DOH-11 INTENSIFIES DRIVE VS. MEASLES
(R-L) Department of Health (DoH)-11 Director Annabelle Yumang and Dr. Raquel Montejo of the DOH Center for Helath Development discuss the steps to prevent the spread of measles during a press conference in Davao City on Monday. (PNA Photo by Lilian C Mellejor)
DAVAO CITY – Despite a low number of measle cases in the Davao Region, the Department of Health (DOH) has started intensifying the immunization drive for measles and broaden deployment of nurses to support local government units.
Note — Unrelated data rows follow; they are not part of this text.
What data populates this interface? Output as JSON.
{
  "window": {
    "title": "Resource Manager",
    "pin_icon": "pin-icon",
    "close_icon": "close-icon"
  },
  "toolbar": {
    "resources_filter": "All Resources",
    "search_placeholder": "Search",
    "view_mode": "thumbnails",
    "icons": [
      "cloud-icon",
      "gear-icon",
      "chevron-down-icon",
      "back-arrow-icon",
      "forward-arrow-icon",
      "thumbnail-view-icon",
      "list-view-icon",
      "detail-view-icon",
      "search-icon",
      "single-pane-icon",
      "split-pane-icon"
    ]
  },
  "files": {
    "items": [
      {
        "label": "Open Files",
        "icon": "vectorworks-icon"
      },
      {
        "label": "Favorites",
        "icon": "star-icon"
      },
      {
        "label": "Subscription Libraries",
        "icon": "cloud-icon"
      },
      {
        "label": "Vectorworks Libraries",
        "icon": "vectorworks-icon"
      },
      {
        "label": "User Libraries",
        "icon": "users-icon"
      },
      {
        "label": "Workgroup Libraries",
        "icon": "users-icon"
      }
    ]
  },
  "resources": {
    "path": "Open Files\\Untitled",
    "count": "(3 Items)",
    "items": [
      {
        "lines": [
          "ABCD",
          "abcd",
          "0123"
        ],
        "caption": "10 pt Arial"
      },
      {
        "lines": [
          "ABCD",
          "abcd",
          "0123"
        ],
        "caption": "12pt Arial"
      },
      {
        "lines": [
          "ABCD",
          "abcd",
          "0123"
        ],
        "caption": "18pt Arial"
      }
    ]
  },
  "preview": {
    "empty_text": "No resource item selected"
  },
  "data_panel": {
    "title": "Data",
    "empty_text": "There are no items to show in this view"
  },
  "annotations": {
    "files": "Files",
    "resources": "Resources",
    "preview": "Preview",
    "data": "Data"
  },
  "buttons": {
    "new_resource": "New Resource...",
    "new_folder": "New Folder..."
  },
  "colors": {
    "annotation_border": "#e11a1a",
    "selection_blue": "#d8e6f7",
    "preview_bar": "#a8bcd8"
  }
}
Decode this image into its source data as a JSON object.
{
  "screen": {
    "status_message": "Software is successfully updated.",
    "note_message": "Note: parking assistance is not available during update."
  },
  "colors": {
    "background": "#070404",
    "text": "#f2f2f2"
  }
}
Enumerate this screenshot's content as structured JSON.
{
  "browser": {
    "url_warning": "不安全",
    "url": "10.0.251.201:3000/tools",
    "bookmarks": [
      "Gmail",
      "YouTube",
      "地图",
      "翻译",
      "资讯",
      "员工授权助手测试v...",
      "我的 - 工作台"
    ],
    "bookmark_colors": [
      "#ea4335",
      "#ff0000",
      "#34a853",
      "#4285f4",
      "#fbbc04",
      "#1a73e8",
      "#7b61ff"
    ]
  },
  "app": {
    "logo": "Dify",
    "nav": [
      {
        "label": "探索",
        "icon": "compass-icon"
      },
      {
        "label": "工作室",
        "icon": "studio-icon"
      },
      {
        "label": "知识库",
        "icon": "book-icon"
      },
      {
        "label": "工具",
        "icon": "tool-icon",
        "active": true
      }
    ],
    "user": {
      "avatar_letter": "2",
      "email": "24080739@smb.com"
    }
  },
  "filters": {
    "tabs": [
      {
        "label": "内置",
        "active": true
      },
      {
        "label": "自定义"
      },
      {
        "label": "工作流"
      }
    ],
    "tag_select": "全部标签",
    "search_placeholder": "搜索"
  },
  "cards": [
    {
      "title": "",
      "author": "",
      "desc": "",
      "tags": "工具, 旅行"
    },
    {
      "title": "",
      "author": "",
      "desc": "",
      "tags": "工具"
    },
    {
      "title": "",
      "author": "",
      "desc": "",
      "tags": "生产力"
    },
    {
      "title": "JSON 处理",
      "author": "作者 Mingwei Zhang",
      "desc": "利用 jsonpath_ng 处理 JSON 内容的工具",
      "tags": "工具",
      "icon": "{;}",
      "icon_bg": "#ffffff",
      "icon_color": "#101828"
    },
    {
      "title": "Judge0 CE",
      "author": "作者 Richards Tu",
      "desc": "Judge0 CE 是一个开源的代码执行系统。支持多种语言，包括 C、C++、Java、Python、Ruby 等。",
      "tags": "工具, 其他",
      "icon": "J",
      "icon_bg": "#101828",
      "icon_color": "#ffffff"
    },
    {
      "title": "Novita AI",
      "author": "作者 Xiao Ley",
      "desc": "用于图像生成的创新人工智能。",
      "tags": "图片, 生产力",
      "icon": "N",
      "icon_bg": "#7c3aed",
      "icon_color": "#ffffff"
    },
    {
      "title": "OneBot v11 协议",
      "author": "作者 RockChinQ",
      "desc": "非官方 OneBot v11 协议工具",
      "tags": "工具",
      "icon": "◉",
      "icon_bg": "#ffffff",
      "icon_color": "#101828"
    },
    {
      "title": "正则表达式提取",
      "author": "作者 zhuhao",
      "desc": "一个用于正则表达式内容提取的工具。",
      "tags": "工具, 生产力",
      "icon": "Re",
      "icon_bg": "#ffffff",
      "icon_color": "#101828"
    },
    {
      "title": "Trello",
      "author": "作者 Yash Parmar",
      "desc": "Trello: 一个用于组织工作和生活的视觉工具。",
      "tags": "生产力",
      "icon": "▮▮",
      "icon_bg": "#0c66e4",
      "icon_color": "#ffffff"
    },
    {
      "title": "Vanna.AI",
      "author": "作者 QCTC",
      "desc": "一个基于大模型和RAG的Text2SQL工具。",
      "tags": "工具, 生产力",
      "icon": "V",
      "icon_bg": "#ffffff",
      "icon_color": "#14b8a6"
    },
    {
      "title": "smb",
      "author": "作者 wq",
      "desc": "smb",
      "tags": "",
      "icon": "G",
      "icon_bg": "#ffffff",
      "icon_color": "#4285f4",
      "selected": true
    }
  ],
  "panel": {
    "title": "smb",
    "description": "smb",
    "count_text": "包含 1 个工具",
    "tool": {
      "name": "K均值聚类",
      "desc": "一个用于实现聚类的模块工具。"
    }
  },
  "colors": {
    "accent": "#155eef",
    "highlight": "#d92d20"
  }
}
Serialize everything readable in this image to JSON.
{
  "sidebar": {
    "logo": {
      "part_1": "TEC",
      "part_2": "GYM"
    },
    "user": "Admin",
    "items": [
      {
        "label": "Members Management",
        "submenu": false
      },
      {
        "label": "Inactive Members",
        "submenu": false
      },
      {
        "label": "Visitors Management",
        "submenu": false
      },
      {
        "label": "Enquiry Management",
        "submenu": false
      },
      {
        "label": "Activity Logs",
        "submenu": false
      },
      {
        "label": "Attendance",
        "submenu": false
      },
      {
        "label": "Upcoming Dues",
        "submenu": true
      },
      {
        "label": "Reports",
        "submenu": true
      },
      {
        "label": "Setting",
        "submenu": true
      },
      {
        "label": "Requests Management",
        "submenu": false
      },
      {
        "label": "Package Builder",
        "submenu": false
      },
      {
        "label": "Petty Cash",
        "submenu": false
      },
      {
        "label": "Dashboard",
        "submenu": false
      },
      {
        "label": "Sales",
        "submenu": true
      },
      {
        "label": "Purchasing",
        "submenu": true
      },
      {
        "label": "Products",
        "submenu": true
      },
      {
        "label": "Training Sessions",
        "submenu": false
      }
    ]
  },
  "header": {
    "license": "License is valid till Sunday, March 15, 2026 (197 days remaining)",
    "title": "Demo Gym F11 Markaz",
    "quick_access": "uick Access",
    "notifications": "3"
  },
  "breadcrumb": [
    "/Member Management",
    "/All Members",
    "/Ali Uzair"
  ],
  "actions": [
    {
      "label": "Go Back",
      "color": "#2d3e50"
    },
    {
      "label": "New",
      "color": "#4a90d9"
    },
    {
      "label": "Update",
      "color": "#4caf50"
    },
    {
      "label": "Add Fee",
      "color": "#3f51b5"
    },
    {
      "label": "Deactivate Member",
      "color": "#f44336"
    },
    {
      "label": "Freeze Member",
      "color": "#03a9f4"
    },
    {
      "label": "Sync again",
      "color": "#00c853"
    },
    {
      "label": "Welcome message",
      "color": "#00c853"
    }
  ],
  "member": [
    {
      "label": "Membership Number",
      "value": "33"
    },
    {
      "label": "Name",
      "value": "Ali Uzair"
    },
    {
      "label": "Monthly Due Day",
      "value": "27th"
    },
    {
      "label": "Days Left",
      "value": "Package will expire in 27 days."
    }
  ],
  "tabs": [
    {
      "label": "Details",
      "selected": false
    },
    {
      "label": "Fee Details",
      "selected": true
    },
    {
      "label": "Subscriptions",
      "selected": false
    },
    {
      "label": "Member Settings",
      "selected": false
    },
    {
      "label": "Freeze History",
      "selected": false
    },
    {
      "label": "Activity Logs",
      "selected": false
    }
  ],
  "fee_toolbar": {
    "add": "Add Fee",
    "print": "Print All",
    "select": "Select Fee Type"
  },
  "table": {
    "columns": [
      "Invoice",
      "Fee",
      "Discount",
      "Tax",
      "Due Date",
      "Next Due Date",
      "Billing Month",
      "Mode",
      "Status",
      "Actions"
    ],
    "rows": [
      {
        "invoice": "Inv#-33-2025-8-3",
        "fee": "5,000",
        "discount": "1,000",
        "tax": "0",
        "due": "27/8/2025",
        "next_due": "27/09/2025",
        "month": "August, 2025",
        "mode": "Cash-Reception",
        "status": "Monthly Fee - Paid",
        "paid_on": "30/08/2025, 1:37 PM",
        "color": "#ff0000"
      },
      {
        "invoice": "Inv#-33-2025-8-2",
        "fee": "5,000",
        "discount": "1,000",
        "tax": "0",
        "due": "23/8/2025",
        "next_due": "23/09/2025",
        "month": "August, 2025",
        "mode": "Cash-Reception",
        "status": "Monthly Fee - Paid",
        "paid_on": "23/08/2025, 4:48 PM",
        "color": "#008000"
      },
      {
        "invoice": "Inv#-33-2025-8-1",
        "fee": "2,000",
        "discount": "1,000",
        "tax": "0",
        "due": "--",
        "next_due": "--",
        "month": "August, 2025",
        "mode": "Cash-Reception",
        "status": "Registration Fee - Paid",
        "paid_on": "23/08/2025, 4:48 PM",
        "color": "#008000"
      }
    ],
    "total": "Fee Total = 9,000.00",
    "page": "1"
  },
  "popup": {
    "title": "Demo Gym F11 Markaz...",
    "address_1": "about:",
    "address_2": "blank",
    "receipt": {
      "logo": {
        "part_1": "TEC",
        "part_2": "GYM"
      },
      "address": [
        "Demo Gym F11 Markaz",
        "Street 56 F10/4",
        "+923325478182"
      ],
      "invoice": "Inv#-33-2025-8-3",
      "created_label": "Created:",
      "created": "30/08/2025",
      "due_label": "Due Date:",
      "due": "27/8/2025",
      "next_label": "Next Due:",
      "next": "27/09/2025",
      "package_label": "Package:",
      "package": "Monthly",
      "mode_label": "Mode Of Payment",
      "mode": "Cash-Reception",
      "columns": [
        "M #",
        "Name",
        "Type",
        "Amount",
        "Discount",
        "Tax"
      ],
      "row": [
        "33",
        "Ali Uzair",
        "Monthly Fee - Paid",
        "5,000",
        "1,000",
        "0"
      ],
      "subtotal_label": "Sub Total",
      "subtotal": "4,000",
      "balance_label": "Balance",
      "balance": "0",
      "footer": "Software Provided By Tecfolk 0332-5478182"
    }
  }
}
DOH-11 Director Annabelle Yumang said they have recorded 86 measles cases from January 1 to February 10 based on the report of Regional Epidemiology Surveillance Unit, with two recorded deaths in Bunawan District, Davao City, and Pantukan, Compostela Valley.
“This is 75 percent lower compared to the same period last year,” Yumang said during Monday’s press conference here.
Dr. Raquel Montejo, officer-in-charge of the DOH Center for Health Development, said the youngest patient involves an eight-month old baby, while the oldest was a 75-year old man.
Montejo said Davao City has the highest measles cases with 53, followed by Davao del Sur with 20; Compostela Valley with seven; Davao del Norte with five; and Davao Oriental with one.
In the same period last year, DOH -11 reported a measles outbreak with 347 recorded cases.
“That prompted us to go on a house-to-house immunization of measles-containing vaccines (MCV) to address the outbreak last year,” she said.
Yumang said measles is highly contagious and can cause fatal complications, especially among infants and young children with malnutrition and weak immune system.
Yumang clarified that measles is not a cause of death but the complication that goes with the disease — usually pneumonia.
She reminded parents that every Wednesday is Immunization Day. Parents need to bring their children every Wednesday to have their children immunized.
Yumang said that aside measles shot, the government’s National Immunization Program cover nine vaccine preventable diseases such as the BCG, Diptheria, Tetanus, TB, Polio, Hepa B, mumps, rubella, among others.
“It’s for free and we have enough supply,” Yumang added. (PNA)